- Assigned task: Quote each record exactly, please, leaving none out.

- Data for review:
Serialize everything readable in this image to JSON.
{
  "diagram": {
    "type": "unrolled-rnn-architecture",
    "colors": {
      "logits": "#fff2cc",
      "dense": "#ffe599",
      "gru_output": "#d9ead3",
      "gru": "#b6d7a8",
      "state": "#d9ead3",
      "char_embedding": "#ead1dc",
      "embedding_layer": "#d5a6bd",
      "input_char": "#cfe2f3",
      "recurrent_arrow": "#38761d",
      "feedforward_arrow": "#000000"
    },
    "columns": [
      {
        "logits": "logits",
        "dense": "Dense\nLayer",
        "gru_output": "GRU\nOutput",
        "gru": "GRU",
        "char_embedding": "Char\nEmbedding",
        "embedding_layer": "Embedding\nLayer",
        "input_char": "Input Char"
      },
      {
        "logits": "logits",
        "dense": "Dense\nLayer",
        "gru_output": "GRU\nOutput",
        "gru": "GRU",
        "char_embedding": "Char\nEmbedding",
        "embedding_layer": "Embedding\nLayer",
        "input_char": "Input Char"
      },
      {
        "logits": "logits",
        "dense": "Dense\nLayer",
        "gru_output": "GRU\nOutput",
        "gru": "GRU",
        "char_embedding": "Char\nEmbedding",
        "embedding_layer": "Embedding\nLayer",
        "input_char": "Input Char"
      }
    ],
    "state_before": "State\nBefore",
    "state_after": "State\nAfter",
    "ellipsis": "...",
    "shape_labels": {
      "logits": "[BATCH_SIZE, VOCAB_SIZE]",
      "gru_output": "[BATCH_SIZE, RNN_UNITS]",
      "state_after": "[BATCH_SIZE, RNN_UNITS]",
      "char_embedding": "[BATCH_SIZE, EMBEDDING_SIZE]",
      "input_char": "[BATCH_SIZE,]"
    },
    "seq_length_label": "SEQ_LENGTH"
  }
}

- Response area:
Serialize everything readable in this image to JSON.
{
  "diagram": {
    "type": "unrolled-rnn-architecture",
    "colors": {
      "logits": "#fff2cc",
      "dense": "#ffe599",
      "gru_output": "#d9ead3",
      "gru": "#b6d7a8",
      "state": "#d9ead3",
      "char_embedding": "#ead1dc",
      "embedding_layer": "#d5a6bd",
      "input_char": "#cfe2f3",
      "recurrent_arrow": "#38761d",
      "feedforward_arrow": "#000000"
    },
    "columns": [
      {
        "logits": "logits",
        "dense": "Dense\nLayer",
        "gru_output": "GRU\nOutput",
        "gru": "GRU",
        "char_embedding": "Char\nEmbedding",
        "embedding_layer": "Embedding\nLayer",
        "input_char": "Input Char"
      },
      {
        "logits": "logits",
        "dense": "Dense\nLayer",
        "gru_output": "GRU\nOutput",
        "gru": "GRU",
        "char_embedding": "Char\nEmbedding",
        "embedding_layer": "Embedding\nLayer",
        "input_char": "Input Char"
      },
      {
        "logits": "logits",
        "dense": "Dense\nLayer",
        "gru_output": "GRU\nOutput",
        "gru": "GRU",
        "char_embedding": "Char\nEmbedding",
        "embedding_layer": "Embedding\nLayer",
        "input_char": "Input Char"
      }
    ],
    "state_before": "State\nBefore",
    "state_after": "State\nAfter",
    "ellipsis": "...",
    "shape_labels": {
      "logits": "[BATCH_SIZE, VOCAB_SIZE]",
      "gru_output": "[BATCH_SIZE, RNN_UNITS]",
      "state_after": "[BATCH_SIZE, RNN_UNITS]",
      "char_embedding": "[BATCH_SIZE, EMBEDDING_SIZE]",
      "input_char": "[BATCH_SIZE,]"
    },
    "seq_length_label": "SEQ_LENGTH"
  }
}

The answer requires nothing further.